Bahá'u'lláh (1817-1892) was the founder of the Bahá'í Faith. In 1863 he announced that he was the fulfillment of a messianic prophecy given by the Báb in 1845. This prophetic call he said was made clear by a vision he had while imprisoned. The vision was of a heavenly Maiden who he said gave him his mission as a messenger of God, or Manifestation of God, as had been prophesied by the Báb.
Sometimes "First Vision" experiences are more subtle than others, while still being profoundly moving and life-changing. These can happen quite spontaneously, in any place or situation. The following two accounts come from an archive of over 6,000 first-hand religious or spiritual experiences from all around the world compiled by Sir Alister Hardy and now housed at the Religious Experience Research Centre (RERC) at the University of Wales, Lampeter.
Armella Nicolas (1606-1671) was a serving-maid who lived in France in the 17th century, who came to be held in high veneration in the Catholic church.

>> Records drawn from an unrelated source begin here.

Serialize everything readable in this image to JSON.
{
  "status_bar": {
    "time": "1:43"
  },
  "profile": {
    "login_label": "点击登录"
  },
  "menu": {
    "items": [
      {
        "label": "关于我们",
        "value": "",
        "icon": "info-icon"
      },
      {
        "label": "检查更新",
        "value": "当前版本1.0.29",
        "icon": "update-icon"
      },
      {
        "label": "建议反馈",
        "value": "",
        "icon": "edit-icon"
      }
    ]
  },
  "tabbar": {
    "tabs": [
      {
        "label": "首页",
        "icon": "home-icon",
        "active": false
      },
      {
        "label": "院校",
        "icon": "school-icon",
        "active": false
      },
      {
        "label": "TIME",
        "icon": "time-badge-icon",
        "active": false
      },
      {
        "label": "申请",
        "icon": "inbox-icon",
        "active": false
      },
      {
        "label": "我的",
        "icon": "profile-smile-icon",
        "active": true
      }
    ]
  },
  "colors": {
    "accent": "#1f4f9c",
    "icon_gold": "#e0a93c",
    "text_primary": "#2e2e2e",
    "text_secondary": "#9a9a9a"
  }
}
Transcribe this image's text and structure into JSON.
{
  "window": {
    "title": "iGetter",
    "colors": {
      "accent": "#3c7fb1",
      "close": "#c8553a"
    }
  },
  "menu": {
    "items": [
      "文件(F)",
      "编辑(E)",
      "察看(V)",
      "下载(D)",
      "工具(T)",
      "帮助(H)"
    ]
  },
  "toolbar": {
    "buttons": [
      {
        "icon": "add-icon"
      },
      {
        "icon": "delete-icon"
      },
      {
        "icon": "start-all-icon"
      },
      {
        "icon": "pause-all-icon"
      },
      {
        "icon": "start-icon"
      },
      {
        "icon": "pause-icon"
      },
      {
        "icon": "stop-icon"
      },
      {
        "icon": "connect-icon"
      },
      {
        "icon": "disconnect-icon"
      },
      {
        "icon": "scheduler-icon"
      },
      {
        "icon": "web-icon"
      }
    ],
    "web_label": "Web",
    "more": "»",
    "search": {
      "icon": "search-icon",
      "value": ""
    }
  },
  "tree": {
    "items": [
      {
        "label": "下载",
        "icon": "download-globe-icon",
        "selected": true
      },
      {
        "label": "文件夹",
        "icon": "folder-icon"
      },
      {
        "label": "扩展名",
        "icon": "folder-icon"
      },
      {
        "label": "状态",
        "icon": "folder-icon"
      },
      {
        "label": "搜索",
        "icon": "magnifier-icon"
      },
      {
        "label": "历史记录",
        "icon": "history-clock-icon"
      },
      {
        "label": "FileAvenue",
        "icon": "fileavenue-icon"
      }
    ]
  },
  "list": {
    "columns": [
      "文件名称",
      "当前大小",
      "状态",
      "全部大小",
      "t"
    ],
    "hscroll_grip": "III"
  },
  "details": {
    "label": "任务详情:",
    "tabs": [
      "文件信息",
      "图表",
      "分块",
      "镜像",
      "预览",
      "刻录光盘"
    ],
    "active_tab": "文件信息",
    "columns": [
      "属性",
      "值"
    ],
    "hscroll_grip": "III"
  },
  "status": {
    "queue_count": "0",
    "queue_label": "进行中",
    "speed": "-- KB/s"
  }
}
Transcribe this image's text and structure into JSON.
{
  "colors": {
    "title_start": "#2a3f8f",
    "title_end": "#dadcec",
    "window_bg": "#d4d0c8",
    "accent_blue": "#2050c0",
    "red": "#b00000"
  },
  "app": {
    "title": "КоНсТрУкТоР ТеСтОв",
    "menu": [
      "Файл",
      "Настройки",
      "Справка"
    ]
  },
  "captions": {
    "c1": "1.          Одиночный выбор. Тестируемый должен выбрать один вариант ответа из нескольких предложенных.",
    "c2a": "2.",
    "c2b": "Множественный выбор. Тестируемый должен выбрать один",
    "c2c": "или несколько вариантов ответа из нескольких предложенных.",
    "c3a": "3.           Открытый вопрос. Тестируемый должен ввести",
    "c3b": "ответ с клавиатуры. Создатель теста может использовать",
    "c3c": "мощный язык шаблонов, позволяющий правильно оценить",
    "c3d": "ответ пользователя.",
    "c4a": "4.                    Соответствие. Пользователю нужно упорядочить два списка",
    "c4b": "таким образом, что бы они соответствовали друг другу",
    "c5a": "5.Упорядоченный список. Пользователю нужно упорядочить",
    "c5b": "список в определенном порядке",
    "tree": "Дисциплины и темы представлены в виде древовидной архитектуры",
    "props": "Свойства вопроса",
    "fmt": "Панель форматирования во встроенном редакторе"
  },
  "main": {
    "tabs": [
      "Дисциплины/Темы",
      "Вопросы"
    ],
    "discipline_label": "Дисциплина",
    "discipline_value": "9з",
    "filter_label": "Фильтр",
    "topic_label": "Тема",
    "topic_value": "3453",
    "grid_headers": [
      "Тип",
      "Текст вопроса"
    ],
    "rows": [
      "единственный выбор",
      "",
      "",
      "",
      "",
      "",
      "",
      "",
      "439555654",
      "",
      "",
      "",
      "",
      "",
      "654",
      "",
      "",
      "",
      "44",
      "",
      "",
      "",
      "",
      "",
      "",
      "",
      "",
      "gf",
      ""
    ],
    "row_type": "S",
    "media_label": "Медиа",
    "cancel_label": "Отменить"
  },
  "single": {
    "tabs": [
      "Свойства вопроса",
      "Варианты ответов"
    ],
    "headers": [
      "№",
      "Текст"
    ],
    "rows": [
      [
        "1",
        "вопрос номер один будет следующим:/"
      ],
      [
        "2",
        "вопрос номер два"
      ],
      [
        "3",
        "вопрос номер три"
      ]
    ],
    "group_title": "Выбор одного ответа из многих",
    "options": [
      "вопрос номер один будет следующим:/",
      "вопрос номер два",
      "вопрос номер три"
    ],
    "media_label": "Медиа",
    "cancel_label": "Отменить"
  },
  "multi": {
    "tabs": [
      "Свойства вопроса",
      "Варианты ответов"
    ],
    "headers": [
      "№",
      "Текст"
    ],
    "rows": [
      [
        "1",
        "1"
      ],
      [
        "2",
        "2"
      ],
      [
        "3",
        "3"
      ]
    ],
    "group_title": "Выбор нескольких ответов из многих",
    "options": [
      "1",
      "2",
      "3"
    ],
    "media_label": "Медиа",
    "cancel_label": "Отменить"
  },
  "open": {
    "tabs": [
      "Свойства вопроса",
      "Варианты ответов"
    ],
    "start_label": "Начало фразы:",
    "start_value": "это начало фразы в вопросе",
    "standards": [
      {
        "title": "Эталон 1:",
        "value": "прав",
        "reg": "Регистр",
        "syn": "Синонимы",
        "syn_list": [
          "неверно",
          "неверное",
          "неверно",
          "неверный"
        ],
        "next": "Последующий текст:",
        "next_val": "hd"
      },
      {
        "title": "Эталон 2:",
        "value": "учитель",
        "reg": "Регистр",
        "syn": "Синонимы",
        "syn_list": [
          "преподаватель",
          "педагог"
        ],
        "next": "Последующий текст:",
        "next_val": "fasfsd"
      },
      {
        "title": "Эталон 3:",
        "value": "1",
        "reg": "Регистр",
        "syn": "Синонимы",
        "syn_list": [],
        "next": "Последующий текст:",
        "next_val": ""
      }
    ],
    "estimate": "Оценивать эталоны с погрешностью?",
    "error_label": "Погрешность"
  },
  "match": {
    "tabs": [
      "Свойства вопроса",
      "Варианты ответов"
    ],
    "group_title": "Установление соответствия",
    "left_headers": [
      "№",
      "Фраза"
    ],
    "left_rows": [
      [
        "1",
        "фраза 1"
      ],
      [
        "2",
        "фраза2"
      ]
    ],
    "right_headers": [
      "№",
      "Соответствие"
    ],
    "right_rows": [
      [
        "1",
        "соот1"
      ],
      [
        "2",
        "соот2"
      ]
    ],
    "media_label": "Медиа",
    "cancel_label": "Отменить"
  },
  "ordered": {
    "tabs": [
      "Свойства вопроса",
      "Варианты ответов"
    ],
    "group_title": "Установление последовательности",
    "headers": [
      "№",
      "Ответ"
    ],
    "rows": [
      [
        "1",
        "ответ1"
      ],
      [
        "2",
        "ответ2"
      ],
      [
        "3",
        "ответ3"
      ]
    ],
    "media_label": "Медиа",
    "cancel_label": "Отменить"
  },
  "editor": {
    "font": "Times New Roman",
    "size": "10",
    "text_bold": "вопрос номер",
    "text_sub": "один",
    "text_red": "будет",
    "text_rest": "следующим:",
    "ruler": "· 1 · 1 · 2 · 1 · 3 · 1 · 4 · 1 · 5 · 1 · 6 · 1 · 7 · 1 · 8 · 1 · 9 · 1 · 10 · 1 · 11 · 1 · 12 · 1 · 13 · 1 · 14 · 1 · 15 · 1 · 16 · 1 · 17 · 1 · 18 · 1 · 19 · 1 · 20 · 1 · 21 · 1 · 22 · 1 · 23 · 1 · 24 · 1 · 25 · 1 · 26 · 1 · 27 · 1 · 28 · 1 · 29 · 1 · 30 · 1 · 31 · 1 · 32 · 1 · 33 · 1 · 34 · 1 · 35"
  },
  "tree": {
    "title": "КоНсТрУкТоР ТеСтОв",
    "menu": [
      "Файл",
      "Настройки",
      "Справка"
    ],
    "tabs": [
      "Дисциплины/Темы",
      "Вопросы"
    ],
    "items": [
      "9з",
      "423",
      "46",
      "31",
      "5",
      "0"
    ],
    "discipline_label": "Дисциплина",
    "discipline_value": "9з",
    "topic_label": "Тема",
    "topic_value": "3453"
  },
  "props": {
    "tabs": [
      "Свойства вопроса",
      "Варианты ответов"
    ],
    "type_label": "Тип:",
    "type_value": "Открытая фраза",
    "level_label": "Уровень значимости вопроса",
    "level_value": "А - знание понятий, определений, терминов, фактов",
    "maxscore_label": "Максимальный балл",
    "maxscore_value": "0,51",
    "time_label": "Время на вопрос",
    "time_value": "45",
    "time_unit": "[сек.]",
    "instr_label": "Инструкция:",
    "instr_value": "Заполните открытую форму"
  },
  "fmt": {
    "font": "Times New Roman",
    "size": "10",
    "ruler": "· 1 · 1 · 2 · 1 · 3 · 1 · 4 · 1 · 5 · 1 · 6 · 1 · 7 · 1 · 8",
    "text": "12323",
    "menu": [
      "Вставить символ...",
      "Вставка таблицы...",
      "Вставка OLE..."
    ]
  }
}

She could not read or write, but told friends of her spiritual experiences, including one sister Jeanne de la Nativite, who wrote down her experiences. The following is one of her recorded experiences.
Symeon the New Theologian (949-1022 AD) was a Byzantine Christian monk and poet, and was canonized as a saint by the Eastern Orthodox church. He wrote much about Christian mysticism, including his own experiences.
Saint Teresa of Ávila (1515-1582) was a Spanish mystic, Carmelite nun, and was canonized a Roman Catholic saint by Pope Gregory XV. In her autobiography, The Life of St. Teresa of Jesus, she describes many of her ecstatic visions of the Divine which should ring a few bells for Latter-day Saints.
In 1979 she had an experience while giving a eulogy at the funeral of a friend that forever changed her life. She later called it a "near-death-like" experience, being similar to many NDEs (including one she had earlier in life), but she was not near death at all. She describes it in one place this way...
Sophia von Klingnau was a nun who lived in a convent in Klingnau, Switzerland, sometime in the 13th or 14th century. Her writings were published in the Schwesterbücher (Sister Books).
Rabindranath Tagore (1861-1941) was a Bengali author, poet, essayist, playwright, novelist, composer, and painter. He won the Nobel Prize in Literature in 1913, the first non-European to do so. He recounted the following experience that he had while in Calcutta, India.
Thomas Merton (1915-1968) was a Catholic writer, theologian, Trappist monk, and mystic. The following is from his book New Seeds of Contemplation, describing his experiences in contemplation...
I shared this account in my introductory paper about mysticism, but I think it should be shared as a stand-alone post as well. This is because it is so stunningly similar in many respects to Joseph Smith's accounts of the First Vision.